Review: Bull by Street Corner Arts
by Michael Meigs
Mike Bartlett's single-syllable title for this piece doesn't give much away. The playwright's a Brit, so perhaps Bull isn't intended to suggest the American message of unbelievable mendacity. The verb "to bully" is more to the point, for one of this work-team trio has every reason to complain of bullying, and does so.
For me the most vivid association is with the animal. Not for the power or muscle or determination of the bull; instead, because it's destined to become a victim. These 70 minutes are as stark and almost as deadly a drama as a bullfight in the merciless Spanish sun.
Or perhaps now that we've twice experienced Bartlett's confrontational zero-sum dramas with single-syllable titles -- the other being the B. Iden Payne-award-sweeping Cock from Theatre en Bloc in 2015 -- we can acknowledge the playwright's sardonic attitude to his cock and bull stories.
Street Corner Arts makes the Hyde Park Theatre stage virtually featureles. It's a black void with a man and a woman on uncomfortable chairs. Cheap tables with a litter of office materials stand left and right. Thomas and Isobel are waiting.
The random chat clues us soon enough that Thomas is agitated. Isobel is calm and a shade impatient with him, particularly as his mood darkens and he lashes out at her dismissive big-sister attitude. They'll eventually be joined by Tony, cool and confident, who lets them know that 'he' is running twenty minutes late. There's no secret about the purpose of the impending meeting. The company has been running losses and is going to cut a third of its staff.
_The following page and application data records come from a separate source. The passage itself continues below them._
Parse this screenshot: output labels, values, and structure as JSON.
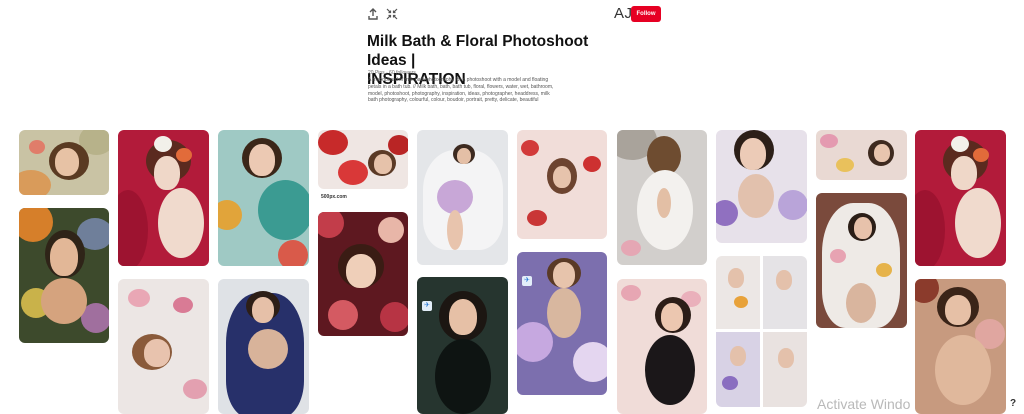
{
  "header": {
    "share_icon": "upload-share-icon",
    "expand_icon": "compress-arrows-icon",
    "initials": "AJ",
    "follow_label": "Follow",
    "accent": "#e60023"
  },
  "board": {
    "title_line1": "Milk Bath & Floral Photoshoot Ideas |",
    "title_line2": "INSPIRATION",
    "stats": "20 Pins · 60 followers",
    "description_lines": [
      "A moodboard of milk bath photography for a photoshoot with a model and floating",
      "petals in a bath tub. // Milk bath, bath, bath tub, floral, flowers, water, wet, bathroom,",
      "model, photoshoot, photography, inspiration, ideas, photographer, headdress, milk",
      "bath photography, colourful, colour, boudoir, portrait, pretty, delicate, beautiful"
    ]
  },
  "pins": {
    "caption_500px": "500px.com"
  },
  "overlay": {
    "watermark": "Activate Windo",
    "help_mark": "?"
  }
}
Early chuckles and outright laughs mark our initial amusement as Isobel and Tony rag Thomas. A touch of mockery slips smoothly into harassment -- smiling and smiling and being villains -- and the metaphorical barbs and goads are nearly as hurtful, harmful and humiliating as the lances and banderillas ceremonially planted to prepare the animal for execution.
This is a grim spectacle, but it's done with elegance and art. Anders Nerheim as the agitated Thomas clamps down his character's alarm and confusion as the character exerts astonishing self control in the face of provocation and betrayal. Suzanne Balling as Isobel is vibrant with self confidence, a trim office fighter, and Devon Finn gives the utterly unprincipled Tony a disinterested Olympian air. His body English belies his formulaic courtesy and false friendship.
Rommel Sulit is the matador. Somewhat shabby and crass, Carter their boss offers them a false bonhomie and swills whiskey from a pocket flask before delivering the kill as guided by his picadores. Carter's a puzzle, perhaps a clue. While his employees speak variants of standard 'U' English, Carter's speech is muddled UK-speak, non-Oxbridge and non-regional. Just as we don't know what this corporation sells, we don't understand anything about its structure or ownership.
In an English or UK setting, Bartlett's piece would carry a clear message of indictment of the still very much alive British class system: private education and first-class university alumni arrogate over and defeat comprehensive school graduate. Talent and hard work count, but less than a sleek façade and connections. Even when the company's owned and run by déclassé businessmen, the privileged know how to manipulate them, cover their own and preserve their own places.
In the current political agitation of the United States, the message becomes one of insiders vs. outsiders, protected achievers vs. earnest strivers. The outcome is just as reprehensible, and it's somehow even more personal.
Director Benjamin Summers and the cast know exactly what they're doing, and their production of Bartlett's piece is forceful and vivid. Bull may leave a sour taste in your mouth, particularly reinforced by that last unendurably long fade in the final scene, but it's exactly the taste that Bartlett wants you to have.
April 08 - April 23, 2016
511 West 43rd Street
Austin, TX, 78751
April 8, 2016 – April 23, 2016
Opening Performance Friday April 8 with Opening Party
Saturday April 9, SCA “Family Night” with post-party for cast/crew/SCA alums
Industry Night Monday, April 18 at 8 pm
All other shows Thursday, Friday & Saturday nights at 8 pm
Runtime ~ 70 minutes with no intermission
ALL PERFORMANCES AT HYDE PARK THEATRE, 511 West 43rd Street
TICKETS $20 General Admission, $15 Educators & Students
Visit www.streetcornerarts.org or go to
or call (512) 298-9776
Group Tickets available upon request